Pediatric Article
Delivering Expert Pediatric Opinions with Integrity Since 1993 ™

Late Group B Strep Disease

By Santa J. Bartholomew M.D. FAAP, FCCM

Group B Strep (GBS) is a huge burden of disease in developed countries. It is divided into three categories: early GBS, Late GBS (7-89 days post birth) and very late GBS (> 90 days post birth). Early onset rates have fallen in the last 20 years due in great part to screening and treatment of mothers prior to delivery and as written about in another blog early onset GBS is caused by passage through the birth canal. This is an organism that lives in the vagina without causing disease in the mother.

Late onset GBS rate have remained steady for the last 25 years: 0.4/1000 live births despite changes in care of mother making it clear that acquisition of disease is not via delivery through the birth canal but acquired after birth of infant. Late onset GBS disease is as severe as that suffered by younger infants causing 27% of all meningitis in this age group as well as severe sepsis without meningitis. The mortality rate of meningitis in late onset GBS ca be as high as 10% with 35% of survivors having severe neurologic sequelae.
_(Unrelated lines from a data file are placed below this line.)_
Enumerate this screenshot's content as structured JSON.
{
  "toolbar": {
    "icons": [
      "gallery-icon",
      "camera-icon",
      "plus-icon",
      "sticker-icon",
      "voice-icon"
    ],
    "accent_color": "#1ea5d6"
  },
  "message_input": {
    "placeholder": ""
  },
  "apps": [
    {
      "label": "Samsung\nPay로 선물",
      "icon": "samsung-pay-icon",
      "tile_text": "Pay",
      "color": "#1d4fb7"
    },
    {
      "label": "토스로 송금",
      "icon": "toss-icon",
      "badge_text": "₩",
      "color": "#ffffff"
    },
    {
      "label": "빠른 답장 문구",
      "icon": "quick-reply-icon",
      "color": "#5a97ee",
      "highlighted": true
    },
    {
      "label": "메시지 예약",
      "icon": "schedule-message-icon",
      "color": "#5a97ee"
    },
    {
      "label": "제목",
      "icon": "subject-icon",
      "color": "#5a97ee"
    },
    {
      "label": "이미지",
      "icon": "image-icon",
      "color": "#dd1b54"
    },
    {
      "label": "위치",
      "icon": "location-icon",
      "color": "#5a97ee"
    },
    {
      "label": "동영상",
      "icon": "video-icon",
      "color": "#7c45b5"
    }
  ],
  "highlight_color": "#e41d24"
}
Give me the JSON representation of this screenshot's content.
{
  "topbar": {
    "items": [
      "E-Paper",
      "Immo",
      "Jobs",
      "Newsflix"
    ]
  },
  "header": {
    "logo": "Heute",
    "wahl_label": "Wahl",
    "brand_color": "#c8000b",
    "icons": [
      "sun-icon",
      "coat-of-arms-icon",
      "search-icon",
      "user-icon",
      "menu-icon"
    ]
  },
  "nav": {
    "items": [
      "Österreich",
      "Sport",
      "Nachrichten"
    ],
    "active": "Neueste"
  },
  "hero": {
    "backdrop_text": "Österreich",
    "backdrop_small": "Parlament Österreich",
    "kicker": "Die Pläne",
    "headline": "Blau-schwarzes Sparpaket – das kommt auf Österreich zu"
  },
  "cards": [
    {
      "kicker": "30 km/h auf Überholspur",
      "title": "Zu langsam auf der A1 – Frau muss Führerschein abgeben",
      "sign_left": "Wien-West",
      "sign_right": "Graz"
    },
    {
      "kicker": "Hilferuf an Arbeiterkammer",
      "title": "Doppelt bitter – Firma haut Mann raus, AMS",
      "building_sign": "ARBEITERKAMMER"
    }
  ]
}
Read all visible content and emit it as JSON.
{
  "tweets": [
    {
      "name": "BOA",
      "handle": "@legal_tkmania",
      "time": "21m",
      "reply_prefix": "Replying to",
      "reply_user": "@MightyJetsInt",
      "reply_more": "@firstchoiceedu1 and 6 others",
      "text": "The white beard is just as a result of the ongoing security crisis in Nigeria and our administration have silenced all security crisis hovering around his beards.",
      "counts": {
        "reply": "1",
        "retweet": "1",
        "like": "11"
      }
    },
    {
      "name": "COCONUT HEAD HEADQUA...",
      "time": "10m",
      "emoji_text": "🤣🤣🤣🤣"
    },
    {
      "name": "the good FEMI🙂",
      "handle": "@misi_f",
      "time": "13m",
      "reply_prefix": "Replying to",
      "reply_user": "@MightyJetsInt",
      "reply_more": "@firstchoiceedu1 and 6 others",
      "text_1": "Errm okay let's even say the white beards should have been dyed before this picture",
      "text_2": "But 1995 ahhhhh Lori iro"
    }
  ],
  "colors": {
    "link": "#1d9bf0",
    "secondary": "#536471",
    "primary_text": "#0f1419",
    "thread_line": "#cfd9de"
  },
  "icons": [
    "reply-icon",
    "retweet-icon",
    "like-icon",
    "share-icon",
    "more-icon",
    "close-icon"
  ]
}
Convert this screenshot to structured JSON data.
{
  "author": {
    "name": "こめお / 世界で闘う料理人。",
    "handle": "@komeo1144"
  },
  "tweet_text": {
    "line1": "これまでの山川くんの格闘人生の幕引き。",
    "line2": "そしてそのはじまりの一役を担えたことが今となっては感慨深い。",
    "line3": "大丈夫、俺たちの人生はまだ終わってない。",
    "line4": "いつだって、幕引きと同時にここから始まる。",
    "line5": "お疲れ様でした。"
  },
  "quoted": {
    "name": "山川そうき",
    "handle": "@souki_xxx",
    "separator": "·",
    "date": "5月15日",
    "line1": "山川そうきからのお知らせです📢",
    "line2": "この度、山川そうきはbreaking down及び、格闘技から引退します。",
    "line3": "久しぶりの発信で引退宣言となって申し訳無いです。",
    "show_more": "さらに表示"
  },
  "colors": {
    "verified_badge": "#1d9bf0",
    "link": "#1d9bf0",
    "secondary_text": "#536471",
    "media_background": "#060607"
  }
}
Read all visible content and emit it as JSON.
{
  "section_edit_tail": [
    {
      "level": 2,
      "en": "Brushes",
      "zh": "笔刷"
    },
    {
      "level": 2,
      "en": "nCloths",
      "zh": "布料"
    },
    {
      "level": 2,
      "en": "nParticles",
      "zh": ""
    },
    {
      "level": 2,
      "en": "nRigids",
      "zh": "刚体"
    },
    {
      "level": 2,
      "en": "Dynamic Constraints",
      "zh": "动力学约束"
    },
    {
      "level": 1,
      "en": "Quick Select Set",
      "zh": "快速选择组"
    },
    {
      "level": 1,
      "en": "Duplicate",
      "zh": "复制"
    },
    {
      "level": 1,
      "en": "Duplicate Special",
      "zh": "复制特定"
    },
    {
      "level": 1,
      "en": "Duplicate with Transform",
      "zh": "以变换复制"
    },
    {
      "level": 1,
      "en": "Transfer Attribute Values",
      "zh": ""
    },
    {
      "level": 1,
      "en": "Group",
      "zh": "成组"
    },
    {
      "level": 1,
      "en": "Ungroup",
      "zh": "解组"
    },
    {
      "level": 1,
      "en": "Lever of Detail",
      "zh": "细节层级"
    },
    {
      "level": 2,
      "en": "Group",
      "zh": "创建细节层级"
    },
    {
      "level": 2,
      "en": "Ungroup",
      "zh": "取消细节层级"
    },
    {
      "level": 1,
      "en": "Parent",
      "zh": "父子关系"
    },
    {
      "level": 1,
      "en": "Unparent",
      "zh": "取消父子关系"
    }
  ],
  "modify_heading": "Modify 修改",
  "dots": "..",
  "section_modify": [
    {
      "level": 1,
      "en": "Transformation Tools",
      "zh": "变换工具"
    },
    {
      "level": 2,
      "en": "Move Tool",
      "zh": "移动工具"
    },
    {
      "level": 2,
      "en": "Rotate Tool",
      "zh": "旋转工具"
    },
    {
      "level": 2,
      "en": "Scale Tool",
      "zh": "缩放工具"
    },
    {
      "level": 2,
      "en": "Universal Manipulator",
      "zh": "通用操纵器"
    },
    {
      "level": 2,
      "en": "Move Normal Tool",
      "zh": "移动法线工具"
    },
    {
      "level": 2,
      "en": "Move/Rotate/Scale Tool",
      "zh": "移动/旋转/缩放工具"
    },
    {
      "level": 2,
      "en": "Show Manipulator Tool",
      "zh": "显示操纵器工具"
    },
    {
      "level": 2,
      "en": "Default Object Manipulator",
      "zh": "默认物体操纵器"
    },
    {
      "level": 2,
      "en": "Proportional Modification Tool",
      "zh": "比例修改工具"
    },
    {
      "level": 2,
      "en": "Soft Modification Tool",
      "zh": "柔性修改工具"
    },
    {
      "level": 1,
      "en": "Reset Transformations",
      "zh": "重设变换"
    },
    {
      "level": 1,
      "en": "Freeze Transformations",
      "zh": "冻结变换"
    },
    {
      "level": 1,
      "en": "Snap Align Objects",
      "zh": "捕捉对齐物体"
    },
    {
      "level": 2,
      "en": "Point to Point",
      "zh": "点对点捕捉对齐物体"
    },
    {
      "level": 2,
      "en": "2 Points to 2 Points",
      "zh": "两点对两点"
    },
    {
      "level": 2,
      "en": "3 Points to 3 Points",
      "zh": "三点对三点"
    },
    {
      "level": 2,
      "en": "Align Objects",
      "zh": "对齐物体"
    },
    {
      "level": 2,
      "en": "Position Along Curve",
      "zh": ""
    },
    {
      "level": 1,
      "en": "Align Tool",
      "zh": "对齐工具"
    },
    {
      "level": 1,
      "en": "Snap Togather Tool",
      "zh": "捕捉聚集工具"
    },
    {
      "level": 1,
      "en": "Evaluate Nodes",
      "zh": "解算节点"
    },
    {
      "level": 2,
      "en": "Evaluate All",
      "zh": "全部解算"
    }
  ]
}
In addition to sepsis and meningitis, however, GBS has been the cause of bone infections in infants (osteomyelitis) as well as joint infections, cellulitis, urine infections, brain infarction (stroke), and subdural collections in infants.

Late onset GBS is acquired by the infant from the mother or other colonized household members through routine care and touching but this is not typically a disease acquired passing through the birth canal. The infant can also become colonized going through the birth canal by swallowing vaginal secretions that result in bacterial adherence in the respiratory and GI tract mucous membranes that can later cause bacterial invasion causing pneumonias and sepsis much later in infancy. As many as 50% of infants of mothers colonized with GBS can become colonized with the same organism as the mother.

Late onset GBS is acquired by the infant from the mother or other colonized household members through routine care and touching.

Although it is not acquired through the birth canal it is most seen in in pre-term infants born <28 weeks of gestation. Other risk facts for late onset group B strep include young maternal age, HIV exposure, ethnicity (being more common in black children). There is also emerging data that breast milk may also expose infant to GBS in colonized mothers however it is believed that the benefits of breast feeding overall outweigh the risk of acquiring  late GBS infection.

Clinical Presentation

  • Temperature: fever, low or unstable temperature
  • Eating habits: feeds poorly, refuses to eat, not waking to feed, vomiting
  • Sleeping habits: sleeping too much, difficulty being aroused
  • Breathing: fast, slow, or difficult breathing
  • Sounds: high pitch cry, shrill moaning, whimpering, inconsolable, constant grunting
  • Behavior: marked irritability, reacting as if skin is tender, listless, floppy, not moving an arm or leg, blank stare, body stiffening, uncontrollable jerking
  • Skin Appearance: blue, gray or pale skin, blotchy or red skin, tense or bulging fontanelle, infection at the base of umbilical cord or head punctures from internal fetal monitor. Sometimes jaundice.

How to Diagnose

It is imperative that late onset GBS be considered in any infant that presents with signs of infection in the first three moths of life. High index of suspicion and empiric treatment are invaluable in prognosis.

  • Blood culture
  • Urine culture
  • CBC with differential
  • Lumbar puncture
  • Chest x-ray
  • If there is concern about joint swelling than radiographs of joints or MRI may be indicated.
  • If there is a twin, that infant should be evaluated.



  • Recognition and management of shock
  • Careful management of body salts
  • Management of breathing if child has oxygenation issues or is not awake and alert including placement of breathing tube and ventilator management.
  • Treatment of seizures
  • Treatment of anemia

All of these secondary treatments are aimed at preventing secondary brain injury while the antibiotics kill the organism.

Duration of Therapy Differs

  • Bacteremia without a focus – 10 days
  • Meningitis – 14 days is sufficient for uncomplicated meningitis; complicated central nervous system (CNS) infections require longer treatment
  • Cellulitis-adenitis – 10 to 14 days
  • Septic arthritis – 14 to 21 days
  • Osteomyelitis – 21 to 28 days
  • Urinary tract infection – 10 days


Fatality is 1-3% for late onset disease, considerably higher in preterm infants up to 8%.

Meningitis in particular has substantial morbidity including:

  • Seizures
  • Permanent neurologic disability
  • Cerebral palsy
  • Greatly impaired cognitive development.